van Raalten TR, Ramsey NF, Jansma JM, Jager G, Kahn RS. Automatization and working memory capacity in schizophrenia. Schizophr Res . 2008 Mar 1 ; 100(1-3):161-71. Abstract
The possibility of drill and practice influencing brain plasticity has little support. The most recent (and most rigorous) meta-analysis showed that the cognitive remediation evidence is most supportive of strategy training to influence functioning outcomes, and the difference compared with drill and practice was significant. So even if drill and practice influences brain plasticity (and at the moment we have no strong support for this), it is strategy type training that influences recovery. More recent drill and practice studies have also shown no improvement in drill and practice.
In terms of the internal validity of the cognitive remediation studies, this was investigated in the same meta-analysis. Despite previous findings that poor internal validity inflated effect sizes, this was not the case for cognitive remediation, and this was probably because the outcome measures in terms of cognitive tests were designed not to be influenced by such factors as rater bias.

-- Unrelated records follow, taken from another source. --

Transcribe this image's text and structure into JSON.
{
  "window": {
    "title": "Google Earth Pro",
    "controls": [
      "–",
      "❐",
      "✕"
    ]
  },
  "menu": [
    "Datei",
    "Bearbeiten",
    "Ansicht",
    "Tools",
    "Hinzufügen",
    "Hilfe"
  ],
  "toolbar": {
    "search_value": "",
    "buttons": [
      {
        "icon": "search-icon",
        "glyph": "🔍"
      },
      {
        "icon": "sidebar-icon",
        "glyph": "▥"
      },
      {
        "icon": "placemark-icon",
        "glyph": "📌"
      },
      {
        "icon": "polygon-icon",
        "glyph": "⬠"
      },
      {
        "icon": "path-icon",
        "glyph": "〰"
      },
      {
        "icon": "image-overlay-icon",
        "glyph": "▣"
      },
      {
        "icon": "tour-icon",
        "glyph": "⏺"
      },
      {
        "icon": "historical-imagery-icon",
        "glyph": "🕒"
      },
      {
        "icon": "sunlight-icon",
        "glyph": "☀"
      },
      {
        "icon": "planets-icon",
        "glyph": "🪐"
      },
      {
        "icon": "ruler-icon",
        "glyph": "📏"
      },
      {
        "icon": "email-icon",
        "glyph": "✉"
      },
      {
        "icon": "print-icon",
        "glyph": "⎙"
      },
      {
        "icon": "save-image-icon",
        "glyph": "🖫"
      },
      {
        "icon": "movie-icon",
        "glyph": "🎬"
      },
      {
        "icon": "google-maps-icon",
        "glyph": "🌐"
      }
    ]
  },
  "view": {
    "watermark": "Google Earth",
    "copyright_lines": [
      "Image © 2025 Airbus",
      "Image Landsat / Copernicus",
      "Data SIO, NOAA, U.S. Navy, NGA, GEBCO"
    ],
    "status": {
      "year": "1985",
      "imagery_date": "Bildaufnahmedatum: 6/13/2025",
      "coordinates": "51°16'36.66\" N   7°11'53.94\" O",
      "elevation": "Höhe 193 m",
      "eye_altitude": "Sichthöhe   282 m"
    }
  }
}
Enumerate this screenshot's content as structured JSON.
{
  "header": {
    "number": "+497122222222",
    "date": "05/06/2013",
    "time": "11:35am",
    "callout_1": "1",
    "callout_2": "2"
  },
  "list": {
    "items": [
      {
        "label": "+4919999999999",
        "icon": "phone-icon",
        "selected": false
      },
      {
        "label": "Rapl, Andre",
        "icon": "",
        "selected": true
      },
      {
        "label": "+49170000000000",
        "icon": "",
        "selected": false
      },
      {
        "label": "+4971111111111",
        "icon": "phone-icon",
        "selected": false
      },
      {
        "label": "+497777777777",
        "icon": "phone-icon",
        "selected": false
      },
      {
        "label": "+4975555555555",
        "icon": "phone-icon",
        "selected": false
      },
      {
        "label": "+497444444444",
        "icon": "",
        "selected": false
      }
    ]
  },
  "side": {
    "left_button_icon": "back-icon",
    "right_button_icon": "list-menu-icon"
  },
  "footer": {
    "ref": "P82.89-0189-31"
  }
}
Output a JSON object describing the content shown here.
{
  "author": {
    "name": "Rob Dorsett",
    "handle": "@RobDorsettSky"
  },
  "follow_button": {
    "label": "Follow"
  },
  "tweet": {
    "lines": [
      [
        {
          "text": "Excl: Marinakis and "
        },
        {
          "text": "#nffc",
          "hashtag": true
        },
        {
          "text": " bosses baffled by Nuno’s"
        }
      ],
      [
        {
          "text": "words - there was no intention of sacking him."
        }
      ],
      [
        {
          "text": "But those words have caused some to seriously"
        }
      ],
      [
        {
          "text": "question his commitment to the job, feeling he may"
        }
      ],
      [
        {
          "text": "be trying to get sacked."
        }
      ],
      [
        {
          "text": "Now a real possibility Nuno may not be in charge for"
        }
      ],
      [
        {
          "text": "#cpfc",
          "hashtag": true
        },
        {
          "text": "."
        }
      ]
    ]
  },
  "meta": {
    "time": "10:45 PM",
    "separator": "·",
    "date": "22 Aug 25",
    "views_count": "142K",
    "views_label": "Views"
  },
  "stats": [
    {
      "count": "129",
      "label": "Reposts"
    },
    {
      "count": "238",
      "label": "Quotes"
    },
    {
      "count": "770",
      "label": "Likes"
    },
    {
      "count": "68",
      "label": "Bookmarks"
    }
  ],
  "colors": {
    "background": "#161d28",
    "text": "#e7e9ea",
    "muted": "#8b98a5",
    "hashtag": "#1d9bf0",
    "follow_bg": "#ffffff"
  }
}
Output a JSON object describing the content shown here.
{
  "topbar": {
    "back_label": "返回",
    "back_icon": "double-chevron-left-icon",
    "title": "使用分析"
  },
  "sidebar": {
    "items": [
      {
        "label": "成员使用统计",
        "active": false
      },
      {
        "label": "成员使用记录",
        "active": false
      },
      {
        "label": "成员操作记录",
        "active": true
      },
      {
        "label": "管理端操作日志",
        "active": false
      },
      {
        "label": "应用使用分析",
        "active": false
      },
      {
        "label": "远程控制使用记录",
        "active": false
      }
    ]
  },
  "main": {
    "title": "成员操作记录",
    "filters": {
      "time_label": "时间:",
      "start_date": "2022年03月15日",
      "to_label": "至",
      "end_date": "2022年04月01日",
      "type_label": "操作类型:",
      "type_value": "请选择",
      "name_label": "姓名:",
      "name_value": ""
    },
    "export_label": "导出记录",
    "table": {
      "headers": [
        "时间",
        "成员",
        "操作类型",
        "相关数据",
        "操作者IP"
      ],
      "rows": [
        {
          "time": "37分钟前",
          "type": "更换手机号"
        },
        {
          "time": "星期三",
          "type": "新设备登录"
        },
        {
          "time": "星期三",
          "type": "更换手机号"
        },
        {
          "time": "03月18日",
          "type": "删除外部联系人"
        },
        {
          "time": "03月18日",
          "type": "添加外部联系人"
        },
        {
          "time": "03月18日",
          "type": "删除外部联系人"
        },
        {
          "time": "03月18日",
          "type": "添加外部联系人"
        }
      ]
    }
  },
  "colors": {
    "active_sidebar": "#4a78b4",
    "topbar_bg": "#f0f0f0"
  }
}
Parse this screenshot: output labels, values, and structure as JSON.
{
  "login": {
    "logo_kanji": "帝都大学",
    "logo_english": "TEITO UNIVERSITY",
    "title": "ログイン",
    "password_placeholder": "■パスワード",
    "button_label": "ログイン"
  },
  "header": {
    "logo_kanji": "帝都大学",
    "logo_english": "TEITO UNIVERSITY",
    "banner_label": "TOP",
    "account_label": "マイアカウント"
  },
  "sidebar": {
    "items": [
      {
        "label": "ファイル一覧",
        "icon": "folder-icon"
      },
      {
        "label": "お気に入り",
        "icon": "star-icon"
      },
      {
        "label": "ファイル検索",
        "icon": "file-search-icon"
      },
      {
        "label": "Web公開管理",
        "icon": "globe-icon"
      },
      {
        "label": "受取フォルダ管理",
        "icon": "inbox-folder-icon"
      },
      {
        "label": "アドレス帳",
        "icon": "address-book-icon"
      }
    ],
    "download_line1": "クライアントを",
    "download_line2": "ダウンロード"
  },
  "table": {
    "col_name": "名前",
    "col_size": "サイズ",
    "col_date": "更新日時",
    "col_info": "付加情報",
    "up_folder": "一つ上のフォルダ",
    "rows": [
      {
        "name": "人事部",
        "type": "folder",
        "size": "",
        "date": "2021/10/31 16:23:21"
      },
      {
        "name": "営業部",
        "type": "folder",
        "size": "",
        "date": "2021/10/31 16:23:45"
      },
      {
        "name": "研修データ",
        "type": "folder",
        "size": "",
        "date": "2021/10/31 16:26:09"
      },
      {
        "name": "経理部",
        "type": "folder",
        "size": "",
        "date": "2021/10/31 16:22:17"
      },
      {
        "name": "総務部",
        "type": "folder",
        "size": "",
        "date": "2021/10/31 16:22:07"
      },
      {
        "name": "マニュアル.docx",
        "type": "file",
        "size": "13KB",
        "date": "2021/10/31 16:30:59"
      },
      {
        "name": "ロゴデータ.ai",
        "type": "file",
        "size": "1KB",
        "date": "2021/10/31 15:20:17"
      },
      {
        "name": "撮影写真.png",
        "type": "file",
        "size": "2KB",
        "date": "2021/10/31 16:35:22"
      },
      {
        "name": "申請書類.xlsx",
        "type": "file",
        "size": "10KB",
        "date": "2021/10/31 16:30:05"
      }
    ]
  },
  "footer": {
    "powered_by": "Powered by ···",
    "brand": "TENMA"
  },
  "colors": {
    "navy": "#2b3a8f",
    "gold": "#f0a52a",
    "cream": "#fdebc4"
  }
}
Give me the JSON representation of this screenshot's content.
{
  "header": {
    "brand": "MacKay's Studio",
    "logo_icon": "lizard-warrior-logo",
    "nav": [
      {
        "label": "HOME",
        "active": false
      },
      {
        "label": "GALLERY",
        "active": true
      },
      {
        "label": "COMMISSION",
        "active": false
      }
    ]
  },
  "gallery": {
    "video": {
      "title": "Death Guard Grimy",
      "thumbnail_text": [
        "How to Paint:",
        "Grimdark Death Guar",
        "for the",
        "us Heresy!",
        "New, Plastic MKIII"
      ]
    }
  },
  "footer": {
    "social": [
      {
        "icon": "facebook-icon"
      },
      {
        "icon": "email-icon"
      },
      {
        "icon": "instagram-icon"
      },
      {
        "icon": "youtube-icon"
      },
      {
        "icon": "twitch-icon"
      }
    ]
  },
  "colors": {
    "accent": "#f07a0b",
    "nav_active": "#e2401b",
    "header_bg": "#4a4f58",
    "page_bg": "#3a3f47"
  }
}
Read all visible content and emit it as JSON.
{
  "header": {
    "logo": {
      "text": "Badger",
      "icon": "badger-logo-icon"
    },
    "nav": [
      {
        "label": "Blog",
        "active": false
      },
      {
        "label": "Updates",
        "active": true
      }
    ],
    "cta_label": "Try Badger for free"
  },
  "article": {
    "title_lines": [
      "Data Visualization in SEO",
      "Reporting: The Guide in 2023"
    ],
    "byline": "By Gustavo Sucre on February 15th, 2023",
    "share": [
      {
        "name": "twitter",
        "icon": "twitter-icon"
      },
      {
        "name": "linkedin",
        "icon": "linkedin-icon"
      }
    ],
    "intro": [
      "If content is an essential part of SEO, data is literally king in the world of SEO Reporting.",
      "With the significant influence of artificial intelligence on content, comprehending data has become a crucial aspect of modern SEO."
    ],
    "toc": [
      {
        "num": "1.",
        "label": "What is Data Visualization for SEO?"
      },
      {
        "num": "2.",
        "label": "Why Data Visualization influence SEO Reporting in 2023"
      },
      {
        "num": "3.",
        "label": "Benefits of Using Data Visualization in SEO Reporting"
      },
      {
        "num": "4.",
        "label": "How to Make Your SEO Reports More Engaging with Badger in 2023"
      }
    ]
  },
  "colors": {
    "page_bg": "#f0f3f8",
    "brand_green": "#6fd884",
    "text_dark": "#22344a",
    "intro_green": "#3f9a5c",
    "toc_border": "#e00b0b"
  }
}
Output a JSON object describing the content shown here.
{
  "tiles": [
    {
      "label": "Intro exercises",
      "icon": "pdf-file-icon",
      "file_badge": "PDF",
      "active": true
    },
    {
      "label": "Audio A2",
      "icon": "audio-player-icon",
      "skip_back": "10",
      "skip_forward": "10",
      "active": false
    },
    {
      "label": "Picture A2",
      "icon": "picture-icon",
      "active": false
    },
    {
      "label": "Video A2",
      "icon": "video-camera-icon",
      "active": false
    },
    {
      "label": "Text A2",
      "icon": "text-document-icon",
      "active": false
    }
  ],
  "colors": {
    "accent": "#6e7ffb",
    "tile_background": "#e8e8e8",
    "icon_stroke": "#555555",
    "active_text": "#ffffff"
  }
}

So methodological rigor (internal and external validity) does not seem to have an influence on cognitive remediation outcomes.
So what does? One factor is metacognition, and this may be the one area for future investigation. Metacognition is the ability to be aware of problem-solving strategies and to use these strategies in new situations. It has been shown to influence exam success, learning math, etc. Interestingly, it has also recently been shown to be vital in cognitive rehabilitation for people with brain injury. A recent meta-analysis suggests that this has the most influence on recovery (as it might in schizophrenia). Despite the comments in the introduction to this discussion, the effects of drill and practice are not overwhelming in traumatic brain injury, and the clinical recommendations are not to use such types of training in preference to strategy training.
No doubt cognitive rehabilitation of any kind does influence the brain rather than the liver, but if we are to have a beneficial effect on people's lives, then perhaps we should look at how our cognitive test improvements might transfer to real life.
Wykes T, Huddy V, Cellard C, Mcgurk SR, Czobor P. A Meta-Analysis of Cognitive Remediation for Schizophrenia: Methodology and Effect Sizes. American Journal of Psychiatry 2011 May;168(5):472-85. Abstract
Cicerone K, Langenbahn D, Braden C, et al. Evidence-based cognitive rehabilitation: Updated review of the literature from 2003 through 2008. Arch Phys Med Rehabil 2011; 92: 519-530. Abstract